- Less seems to work out of the box with https
- The main card for entering “Name of Concept or Data” didn’t work at all under https. It only showed the title and wouldn’t save. Switching to http seemed to fix it and show the editor bar.
- Nothing seemed to work at all when I had my site as https. In fact, it redirected to a URL that seemed like it wanted to run
update.phpfor some bizarre reason.
- On http I at least get a card saying that the process failed.
- Not sure what may be causing this.
- Doesn’t seem to matter how many cards it is.
- Perhaps it’s the fact that Aaron’s site is https? I notice that his checkbox export functionality duplicates his entire URL including the https:// within the export box which seems to automatically prepend http://
- Copying to my own wiki seems to vaguely work using http, but failed on https.
Multiple * in the markdown editor functionality within WordPress doesn’t seem to format the way I’d expect.
Sadly, the original Wikity.cc site is down, but the theme still includes a link to it front and center on my website.
The home screen quick new card has some wonky CSS that off centers it.
Toggling full screen editing mode in new cards from the home screen makes them too big and obscures the UI making things unusable.
The primary multi-card home display doesn’t work well with markup the way the individual posts do.
The custom theme seems to be hiding some of the IndieWeb pieces. It may also be hampering the issuance of webmention as I tried sending one to myself and it only showed up as a pingback. It didn’t feel worth the effort to give the system a full IndieWeb test drive beyond this.
Doing this set up as a theme and leveraging posts seems like a very odd choice. From my reading, Mike Caulfield was relatively new to WordPress development when he made this. Even if he was an intermediate developer, he should be proud of his effort, including his attention to some minute bits of UI that others wouldn’t have considered. To make this a more ubiquitous solution, it may have been a better choice to create it as a plugin, do a custom post type for wiki cards and create a separate section of the database for them instead of trying to leverage posts. This way it could have been installed on any pre-existing WordPress install and the user could choose their own favorite theme and still have a wiki built into it. In this incarnation it’s really only meant to be installed on a fresh stand-alone site.
I only used the Classic Editor and didn’t even open up the Gutenberg box of worms in any of my tests.
The Wikity theme hasn’t been maintained in four years and it looks like it’s going to take quite a bit of work (or a complete refactoring) to make it operate the way I’d want it to. Given the general conceptualization it may make much more sense to try to find a better maintained solution for a wiki.
The overarching idea of what he was trying to accomplish, particularly within the education space and the OER space, was awesome. I would love nothing more than to have wiki-like functionality built into my personal WordPress website, particularly if I could have different presentations for the two sides but still maintain public/private versions of pieces and still have site-wide tagging and search. Having the ability to port data from site to site is a particularly awesome idea.

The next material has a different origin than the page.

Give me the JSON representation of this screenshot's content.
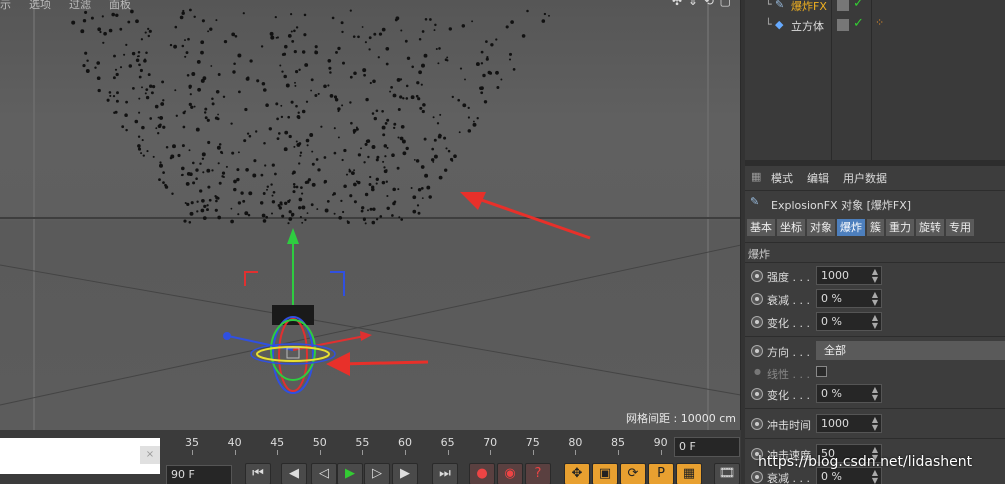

Is anyone actively still using it? I’d love to hear others’ thoughts about problems/issues they’ve seen. Is it still working for you as expected? Is it worth upgrading the broken bits? Is it worth refactoring into a standalone plugin?
Joel walks us through his 20+ year strong personal website, and digs into his frustrations with past versions, and how he's building the latest edition to generate both a website and a book.
As a result of the development of the COVID-19 outbreak, ALT had to cancel the face to face OER20 Conference in London, 1-2 April 2020 (12 March announcement).
Online (United Kingdom)
April 1, 2020 at 01:30AM- April 1, 2020 at 08:30AM
Imagine webmentions being used for referencing journal articles, academic samizdat, or even OER? Suggestions and improvement could accumulate on the original content itself rather than being spread across dozens of social silos on the web.
An ebook published using TiddlyWiki